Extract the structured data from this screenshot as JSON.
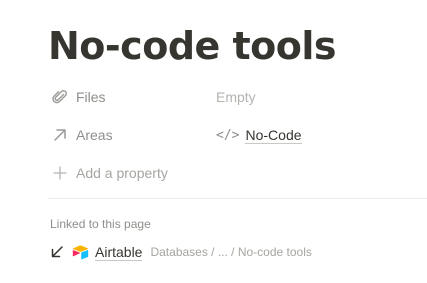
{
  "page": {
    "title": "No-code tools"
  },
  "properties": [
    {
      "name": "Files",
      "icon": "paperclip-icon",
      "value": "Empty"
    },
    {
      "name": "Areas",
      "icon": "arrow-up-right-icon",
      "value": "No-Code",
      "value_icon": "code-icon",
      "value_icon_glyph": "</>"
    }
  ],
  "add_property": {
    "label": "Add a property",
    "icon": "plus-icon"
  },
  "linked": {
    "heading": "Linked to this page",
    "items": [
      {
        "title": "Airtable",
        "path": "Databases / ... / No-code tools",
        "icon": "airtable-logo",
        "arrow_icon": "arrow-down-left-icon"
      }
    ]
  },
  "colors": {
    "text": "#37352f",
    "muted": "#8f8e8a",
    "placeholder": "#b4b3b0",
    "airtable_yellow": "#fcb400",
    "airtable_blue": "#18bfff",
    "airtable_red": "#f82b60"
  }
}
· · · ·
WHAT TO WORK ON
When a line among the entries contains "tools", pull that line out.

EXPECTED OUTPUT
    "title": "No-code tools"
        "path": "Databases / ... / No-code tools",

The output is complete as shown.